This past weekend we held the annual Patterson School Crisis Simulation. This year’s topic was cyber-warfare; I have a long writeup at Information Dissemination, and a shorter writeup at the Diplomat:
Coincidentally, my institution (the Patterson School of Diplomacy and International Commerce) ran a simulation last week on a cyber attack against U.S. defense contractors. Although the simulation abstracted a great deal from reality, it nevertheless provided some policy lessons. The attackers in our simulation (representing a Russian criminal organization rather than the PLA) shied away from directly assaulting U.S. government institutions, instead focusing their efforts on a law firm associated with several contractors. The attackers hoped to gain access to intellectual property, including patent applications and trade secret information, as well as patterns of communication between the firm, the government, and the contractors.
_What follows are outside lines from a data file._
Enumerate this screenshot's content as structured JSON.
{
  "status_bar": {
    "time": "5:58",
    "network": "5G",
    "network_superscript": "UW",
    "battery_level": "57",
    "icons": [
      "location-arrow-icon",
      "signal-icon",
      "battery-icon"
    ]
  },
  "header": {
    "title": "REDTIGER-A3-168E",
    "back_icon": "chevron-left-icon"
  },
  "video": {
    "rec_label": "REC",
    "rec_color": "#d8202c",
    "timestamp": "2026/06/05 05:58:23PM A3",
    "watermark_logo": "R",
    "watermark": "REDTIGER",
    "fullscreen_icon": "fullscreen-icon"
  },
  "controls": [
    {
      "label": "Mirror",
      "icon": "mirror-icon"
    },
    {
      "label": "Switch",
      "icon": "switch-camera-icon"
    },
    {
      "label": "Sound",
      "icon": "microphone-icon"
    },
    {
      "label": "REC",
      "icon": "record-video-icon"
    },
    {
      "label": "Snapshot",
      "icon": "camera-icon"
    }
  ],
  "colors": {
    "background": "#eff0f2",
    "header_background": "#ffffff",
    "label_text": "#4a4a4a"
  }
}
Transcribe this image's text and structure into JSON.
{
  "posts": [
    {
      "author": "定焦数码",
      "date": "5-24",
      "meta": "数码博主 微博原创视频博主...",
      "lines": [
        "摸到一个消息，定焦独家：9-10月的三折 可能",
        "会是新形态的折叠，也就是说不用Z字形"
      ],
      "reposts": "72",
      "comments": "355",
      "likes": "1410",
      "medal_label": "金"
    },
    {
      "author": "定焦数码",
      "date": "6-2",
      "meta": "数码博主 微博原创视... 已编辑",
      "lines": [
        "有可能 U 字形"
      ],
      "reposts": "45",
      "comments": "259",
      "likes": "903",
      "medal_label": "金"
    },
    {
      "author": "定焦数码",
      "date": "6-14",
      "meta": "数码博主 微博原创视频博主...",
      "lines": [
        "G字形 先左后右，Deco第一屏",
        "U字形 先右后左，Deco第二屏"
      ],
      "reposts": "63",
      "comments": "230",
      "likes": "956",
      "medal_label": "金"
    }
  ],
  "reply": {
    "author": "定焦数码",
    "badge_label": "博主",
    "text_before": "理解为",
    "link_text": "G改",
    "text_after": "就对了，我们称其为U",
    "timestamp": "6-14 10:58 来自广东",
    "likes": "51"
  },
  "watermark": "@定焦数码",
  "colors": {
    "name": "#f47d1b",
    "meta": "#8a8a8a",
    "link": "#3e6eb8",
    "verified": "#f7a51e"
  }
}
In our simulation, the attackers substantially succeeded in most of their goals, although they did run into some difficulty selling the information. The most important lesson we learned is that poor communication between government and private organizations can doom cyber-defense efforts. In our case, the law firm only reluctantly relayed its concerns about a breach to the government and to its clients, leaving the attackers with ample time to conduct their theft. This reluctance was hardly irrational; the perception that secrets could be at risk would prove devastating to the firm’s business prospects. Although our simulation did not subdivide the U.S. government (by creating different teams for different departments), similar dynamics surely complicate interagency responses to cyber-attacks.